Women, of course, often disagree about the merits of makeup products. The vitamin A derivatives have been around for about 40 years, and dermatologists still regard them as indispensable in their anti-aging arsenal.
Retinoids minimize the appearance of wrinkles, bolster the thickness and elasticity of the skin, slow the breakdown of collagen, and lighten brown spots caused by sun exposure. They are safe for long-term use, and they offer a protective benefit from damaging rays.
“For dermatologists, they’re a favorite because there’s so much science behind it,” says New Orleans dermatologist Patricia Farris, MD.
“I recommend retinoids to everybody,” says Chicago dermatologist Carolyn Jacob, MD. “If you’re pregnant or breast feeding, I like the ob-gyn to say it’s OK, but everybody can benefit. It’s never too early, really, to start using a retinoid product.”
Retinoids first came to market in the early 1970s as an acne-fighting drug — still among its primary uses. Since then, they have been used to treat psoriasis and warts and the wrinkles and blotchiness caused by sun exposure. They also seem to work on intrinsically, or naturally aged skin. One form of retinoic acid is even used to treat acute myeloid leukemia.

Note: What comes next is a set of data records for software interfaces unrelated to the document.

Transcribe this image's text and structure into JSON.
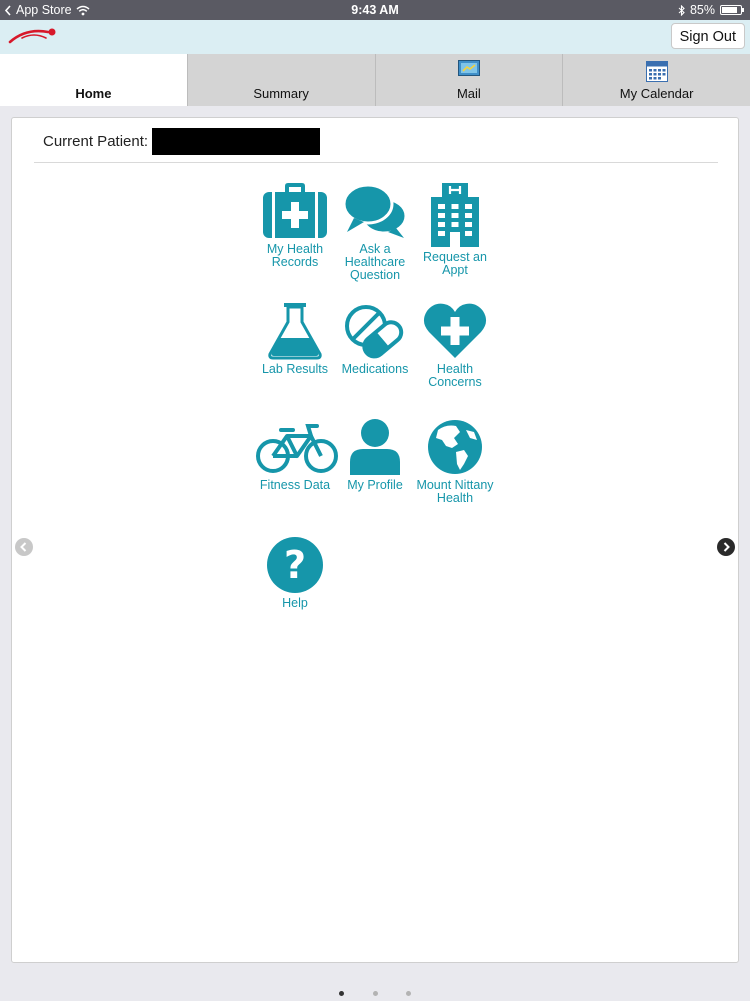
{
  "status_bar": {
    "back_app": "App Store",
    "time": "9:43 AM",
    "battery": "85%",
    "battery_level": 0.85
  },
  "header": {
    "sign_out_label": "Sign Out"
  },
  "tabs": [
    {
      "label": "Home",
      "active": true
    },
    {
      "label": "Summary",
      "active": false
    },
    {
      "label": "Mail",
      "active": false
    },
    {
      "label": "My Calendar",
      "active": false
    }
  ],
  "patient": {
    "label": "Current Patient:",
    "name": ""
  },
  "tiles": [
    {
      "label": "My Health Records",
      "icon": "medical-bag-icon"
    },
    {
      "label": "Ask a Healthcare Question",
      "icon": "chat-bubbles-icon"
    },
    {
      "label": "Request an Appt",
      "icon": "hospital-icon"
    },
    {
      "label": "Lab Results",
      "icon": "flask-icon"
    },
    {
      "label": "Medications",
      "icon": "pills-icon"
    },
    {
      "label": "Health Concerns",
      "icon": "heart-plus-icon"
    },
    {
      "label": "Fitness Data",
      "icon": "bicycle-icon"
    },
    {
      "label": "My Profile",
      "icon": "person-icon"
    },
    {
      "label": "Mount Nittany Health",
      "icon": "globe-icon"
    },
    {
      "label": "Help",
      "icon": "question-icon"
    }
  ],
  "colors": {
    "accent": "#1696aa",
    "status_bar": "#5a5a63",
    "app_bar": "#dbeef3",
    "logo": "#d7182a"
  },
  "pagination": {
    "current": 1,
    "total": 3
  }
}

Jacob and Farris like to use retinoids as part of an overall skin-enhancing regimen that might include regular facial peels, Botox injections, and injectable fillers that erase lines around the mouth and eyes.
“Fillers and Botox don’t help the appearance of the skin. You can have a facelift, but if you have discoloration, you won’t have skin with clarity,” Farris says. “I’m unlikely to do one thing without good topicals.”

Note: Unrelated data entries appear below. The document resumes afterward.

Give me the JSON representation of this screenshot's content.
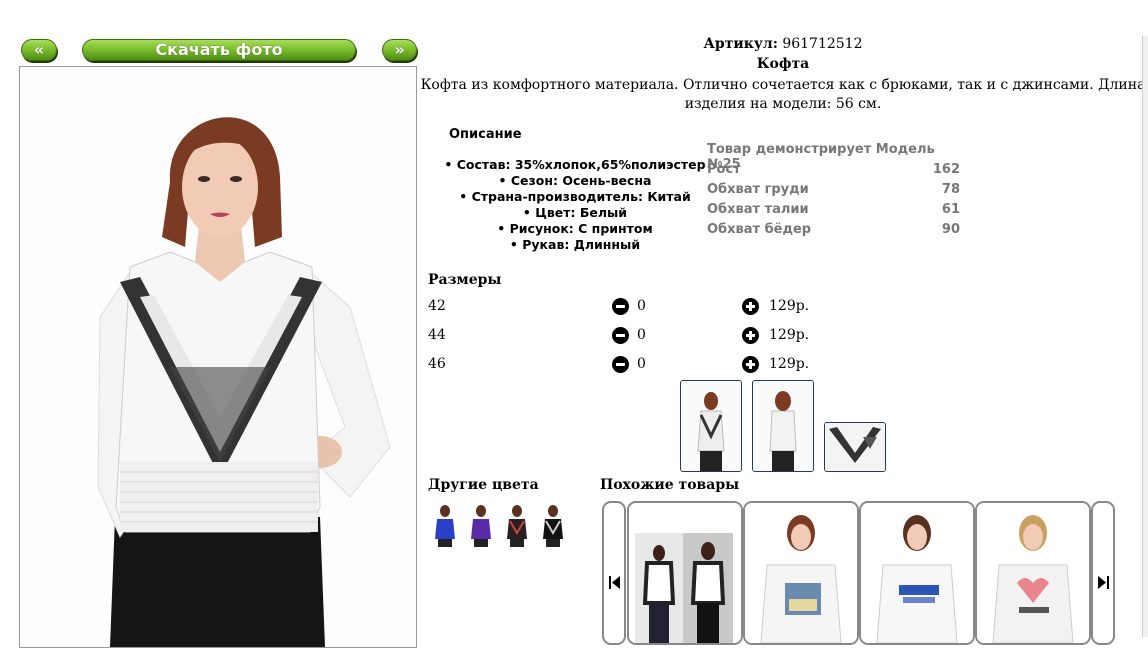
{
  "nav": {
    "prev_label": "«",
    "download_label": "Скачать фото",
    "next_label": "»"
  },
  "product": {
    "article_label": "Артикул:",
    "article_value": "961712512",
    "title": "Кофта",
    "description": "Кофта из комфортного материала. Отлично сочетается как с брюками, так и с джинсами. Длина изделия на модели: 56 см."
  },
  "specs": {
    "heading": "Описание",
    "items": [
      "Состав: 35%хлопок,65%полиэстер",
      "Сезон: Осень-весна",
      "Страна-производитель: Китай",
      "Цвет: Белый",
      "Рисунок: С принтом",
      "Рукав: Длинный"
    ]
  },
  "model": {
    "heading": "Товар демонстрирует Модель №25",
    "rows": [
      {
        "label": "Рост",
        "value": "162"
      },
      {
        "label": "Обхват груди",
        "value": "78"
      },
      {
        "label": "Обхват талии",
        "value": "61"
      },
      {
        "label": "Обхват бёдер",
        "value": "90"
      }
    ]
  },
  "sizes": {
    "heading": "Размеры",
    "rows": [
      {
        "size": "42",
        "qty": "0",
        "price": "129р."
      },
      {
        "size": "44",
        "qty": "0",
        "price": "129р."
      },
      {
        "size": "46",
        "qty": "0",
        "price": "129р."
      }
    ]
  },
  "other_colors": {
    "heading": "Другие цвета"
  },
  "similar": {
    "heading": "Похожие товары"
  },
  "colors": {
    "accent_green": "#7cc12d",
    "thumb_border": "#1e3a64",
    "model_text": "#777777"
  }
}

The Way Retinoids Work
Retinoids work by prompting surface skin cells to turn over and die rapidly, making way for new cell growth underneath. They inhibit the breakdown of collagen, the protein that keeps the skin firm, and thicken the deeper layer of skin where wrinkles get their start, Jacob says.
It is a common misconception, Farris says, that retinoids such as tretinoin and retinaldehyde thin the skin and thus leave it more vulnerable to sunburn. They typically cause peeling and redness in the first few weeks of use — but the topicals actually thicken the epidermis.
“It doesn’t make you more sensitive to the sun — that’s anecdotal,” Farris says. “But you still have to wear sunscreens when you’re on prescription retinoids. You can’t be treating sun damage and then not protect yourself from the sun.”
For brown spots that give the skin an uneven tone, retinoids slough them off and inhibit the production of melanin, the darker pigment produced by melanocytes, pigment-producing skin cells, Jacob says.